Will there be a smattering of good deals? Sure. Will they blow away what you can find the other 364 days of the year? Not likely.

Black Friday is coming! Black Friday is coming!


This is the time of year when Black Friday ads are leaked weeks in advanced, pre-Black Friday sales emerge on a daily basis, and the media goes hog-wild about Black Friday ads, apps, sales, and people willing to stand in line at 4 a.m.

If you'll pardon the expression, I'm not buying it. Much as I understand the importance of this day to American retail's bottom line, I just can't muster much enthusiasm.

See, as a 365-days-a-year cheapskate, I see killer deals all the time. Just the other day, for example, I wrote about a Samsung laser printer for $49.99. A few weeks earlier, I found an 8GB desktop RAM kit for $24.99. And before that, a 2-terabyte external hard drive for $69.99.

In my world, every day is Black Friday.

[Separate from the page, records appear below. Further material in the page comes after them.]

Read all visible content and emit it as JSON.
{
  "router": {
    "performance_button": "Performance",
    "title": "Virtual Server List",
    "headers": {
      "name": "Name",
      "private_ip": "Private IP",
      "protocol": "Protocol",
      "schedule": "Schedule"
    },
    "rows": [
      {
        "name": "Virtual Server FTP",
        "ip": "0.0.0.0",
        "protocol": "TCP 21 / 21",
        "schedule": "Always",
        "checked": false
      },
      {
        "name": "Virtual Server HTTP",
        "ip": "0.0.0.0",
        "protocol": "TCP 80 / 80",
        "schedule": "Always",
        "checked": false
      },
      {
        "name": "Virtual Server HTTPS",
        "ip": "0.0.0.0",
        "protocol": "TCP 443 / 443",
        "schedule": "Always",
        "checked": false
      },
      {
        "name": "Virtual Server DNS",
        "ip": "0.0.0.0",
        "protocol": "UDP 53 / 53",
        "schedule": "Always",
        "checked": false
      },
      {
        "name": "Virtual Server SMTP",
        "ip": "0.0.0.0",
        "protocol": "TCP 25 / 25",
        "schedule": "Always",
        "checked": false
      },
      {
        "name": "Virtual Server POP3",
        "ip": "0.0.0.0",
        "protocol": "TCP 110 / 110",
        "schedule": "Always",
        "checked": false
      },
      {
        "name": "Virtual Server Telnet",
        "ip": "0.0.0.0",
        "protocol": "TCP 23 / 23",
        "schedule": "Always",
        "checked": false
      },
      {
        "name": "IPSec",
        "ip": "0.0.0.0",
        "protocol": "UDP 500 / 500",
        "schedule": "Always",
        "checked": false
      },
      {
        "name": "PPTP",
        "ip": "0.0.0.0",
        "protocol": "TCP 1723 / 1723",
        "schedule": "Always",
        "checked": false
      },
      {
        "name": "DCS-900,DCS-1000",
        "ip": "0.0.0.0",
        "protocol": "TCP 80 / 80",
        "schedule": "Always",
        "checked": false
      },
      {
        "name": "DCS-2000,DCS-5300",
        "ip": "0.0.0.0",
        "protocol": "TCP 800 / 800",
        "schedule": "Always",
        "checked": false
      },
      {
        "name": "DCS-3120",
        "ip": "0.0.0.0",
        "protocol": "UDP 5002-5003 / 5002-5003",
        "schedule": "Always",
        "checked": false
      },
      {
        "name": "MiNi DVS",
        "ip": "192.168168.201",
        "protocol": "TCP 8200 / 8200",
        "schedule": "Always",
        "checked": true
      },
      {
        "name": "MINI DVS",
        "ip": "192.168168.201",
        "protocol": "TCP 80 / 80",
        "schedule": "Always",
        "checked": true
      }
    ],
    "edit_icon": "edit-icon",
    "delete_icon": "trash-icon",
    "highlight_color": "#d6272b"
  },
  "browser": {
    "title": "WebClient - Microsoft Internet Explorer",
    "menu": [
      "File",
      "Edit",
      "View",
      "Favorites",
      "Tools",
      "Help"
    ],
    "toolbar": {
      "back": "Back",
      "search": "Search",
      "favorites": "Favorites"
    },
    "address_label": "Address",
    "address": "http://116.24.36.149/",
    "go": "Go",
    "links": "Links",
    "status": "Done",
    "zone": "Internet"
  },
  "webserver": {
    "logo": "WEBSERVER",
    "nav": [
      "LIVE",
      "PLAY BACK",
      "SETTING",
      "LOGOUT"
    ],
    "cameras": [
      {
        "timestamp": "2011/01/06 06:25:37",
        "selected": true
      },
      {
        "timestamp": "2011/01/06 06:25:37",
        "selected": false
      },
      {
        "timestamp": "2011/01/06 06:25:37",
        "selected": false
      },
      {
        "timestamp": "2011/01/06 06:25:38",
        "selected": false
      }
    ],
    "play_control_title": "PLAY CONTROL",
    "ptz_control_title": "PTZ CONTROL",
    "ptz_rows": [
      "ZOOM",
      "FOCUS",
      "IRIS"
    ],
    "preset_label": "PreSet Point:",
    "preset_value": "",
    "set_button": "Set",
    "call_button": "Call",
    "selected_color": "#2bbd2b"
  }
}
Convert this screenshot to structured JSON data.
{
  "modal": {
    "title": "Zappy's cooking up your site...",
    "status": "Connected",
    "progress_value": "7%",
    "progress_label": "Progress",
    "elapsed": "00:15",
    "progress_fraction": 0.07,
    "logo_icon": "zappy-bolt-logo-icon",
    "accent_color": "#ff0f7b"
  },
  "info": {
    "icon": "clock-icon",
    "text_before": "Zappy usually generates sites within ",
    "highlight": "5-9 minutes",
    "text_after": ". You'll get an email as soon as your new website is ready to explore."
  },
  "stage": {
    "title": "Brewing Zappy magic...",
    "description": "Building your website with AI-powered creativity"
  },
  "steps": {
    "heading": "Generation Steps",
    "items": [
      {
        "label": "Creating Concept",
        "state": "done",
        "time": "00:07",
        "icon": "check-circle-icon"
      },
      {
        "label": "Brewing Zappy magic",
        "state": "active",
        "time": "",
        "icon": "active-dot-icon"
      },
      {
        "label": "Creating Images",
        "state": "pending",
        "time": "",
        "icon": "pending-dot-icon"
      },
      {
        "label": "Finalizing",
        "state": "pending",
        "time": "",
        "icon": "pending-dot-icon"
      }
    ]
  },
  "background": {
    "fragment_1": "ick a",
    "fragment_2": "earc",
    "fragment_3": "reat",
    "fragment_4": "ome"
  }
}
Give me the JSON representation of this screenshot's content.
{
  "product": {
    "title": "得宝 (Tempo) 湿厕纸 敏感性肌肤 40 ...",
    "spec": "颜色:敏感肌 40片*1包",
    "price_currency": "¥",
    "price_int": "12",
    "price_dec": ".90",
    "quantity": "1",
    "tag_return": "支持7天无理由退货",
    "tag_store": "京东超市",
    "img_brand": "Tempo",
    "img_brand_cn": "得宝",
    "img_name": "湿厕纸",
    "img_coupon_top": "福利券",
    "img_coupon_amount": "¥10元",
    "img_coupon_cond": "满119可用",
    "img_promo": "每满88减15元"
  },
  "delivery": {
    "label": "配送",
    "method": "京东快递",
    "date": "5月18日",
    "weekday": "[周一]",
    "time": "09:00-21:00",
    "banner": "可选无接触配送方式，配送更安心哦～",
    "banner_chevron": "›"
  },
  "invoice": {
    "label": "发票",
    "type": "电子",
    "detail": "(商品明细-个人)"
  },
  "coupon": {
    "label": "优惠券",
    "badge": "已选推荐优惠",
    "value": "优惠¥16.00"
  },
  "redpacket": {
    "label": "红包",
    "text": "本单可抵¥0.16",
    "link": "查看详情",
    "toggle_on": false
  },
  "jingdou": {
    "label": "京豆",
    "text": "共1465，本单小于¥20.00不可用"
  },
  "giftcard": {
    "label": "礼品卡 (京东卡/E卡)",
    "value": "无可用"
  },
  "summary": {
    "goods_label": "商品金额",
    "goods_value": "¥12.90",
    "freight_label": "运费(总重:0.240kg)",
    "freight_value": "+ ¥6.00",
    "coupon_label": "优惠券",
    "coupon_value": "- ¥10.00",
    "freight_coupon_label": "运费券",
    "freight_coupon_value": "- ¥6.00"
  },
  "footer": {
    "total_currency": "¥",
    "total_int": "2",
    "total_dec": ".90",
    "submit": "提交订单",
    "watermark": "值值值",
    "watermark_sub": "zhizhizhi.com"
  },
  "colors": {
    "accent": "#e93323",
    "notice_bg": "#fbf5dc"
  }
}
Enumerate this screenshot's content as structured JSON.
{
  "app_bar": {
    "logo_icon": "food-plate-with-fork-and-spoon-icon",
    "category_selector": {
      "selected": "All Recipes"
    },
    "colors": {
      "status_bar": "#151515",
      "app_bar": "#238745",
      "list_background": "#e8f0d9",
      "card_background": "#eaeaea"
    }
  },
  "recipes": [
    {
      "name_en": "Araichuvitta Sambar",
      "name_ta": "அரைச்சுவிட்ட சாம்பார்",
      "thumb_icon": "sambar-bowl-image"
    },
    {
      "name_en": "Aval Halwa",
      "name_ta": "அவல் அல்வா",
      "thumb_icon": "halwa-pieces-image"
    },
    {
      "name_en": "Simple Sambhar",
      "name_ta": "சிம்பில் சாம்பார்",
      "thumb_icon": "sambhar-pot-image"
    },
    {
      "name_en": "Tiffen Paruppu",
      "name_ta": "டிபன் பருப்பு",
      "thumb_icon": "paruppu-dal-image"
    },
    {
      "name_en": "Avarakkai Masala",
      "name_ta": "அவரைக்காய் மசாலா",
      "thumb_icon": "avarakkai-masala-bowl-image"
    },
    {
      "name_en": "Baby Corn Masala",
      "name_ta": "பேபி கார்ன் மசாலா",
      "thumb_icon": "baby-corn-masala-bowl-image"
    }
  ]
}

That's why, despite everyone's expectations to the contrary, the day after Thanksgiving is not a holy one to me. Quite the opposite: it's a day I like to kick back and forget about consumerism. (That said, watch for Cheapskate posts from me not just on Black Friday, but also, um, Silver Saturday and Sepia Sunday.)

Now, I'm not trying to ruin everyone's fun. I'm just suggesting you keep this in perspective--and remember what's important.


For example, Wal-Mart just announced that its 2011 Black Friday sale will start on Thursday evening at 10 p.m., with more deals kicking in at midnight.

One of the 10 p.m. highlights: an Xbox 360 4GB with Kinect and a $50 Wal-Mart gift card for $199.96. That's an awesome deal, no doubt about it. But to even get a shot at it, you'll need to get in line ridiculously early. Do you really want to cut into your Thanksgiving holiday for that?

At midnight, Wal-Mart will offer an Emerson 32-inch HDTV for $188--a good price, yes, but in the last week or so I've seen a couple comparable 32-inchers for $199 (including that Haier model that was originally $229). Again: stand in line for hours and battle crazed crowds to save $11, or spend quality time with your family and get a good night's sleep? To me that's a no-brainer.

Of course, I have curmudgeonly tendencies. I'd love to hear your thoughts on Black Friday: totally overblown, or still the best day of the year to score killer deals?

As always, you can track Black Friday ads and promotions at sites like and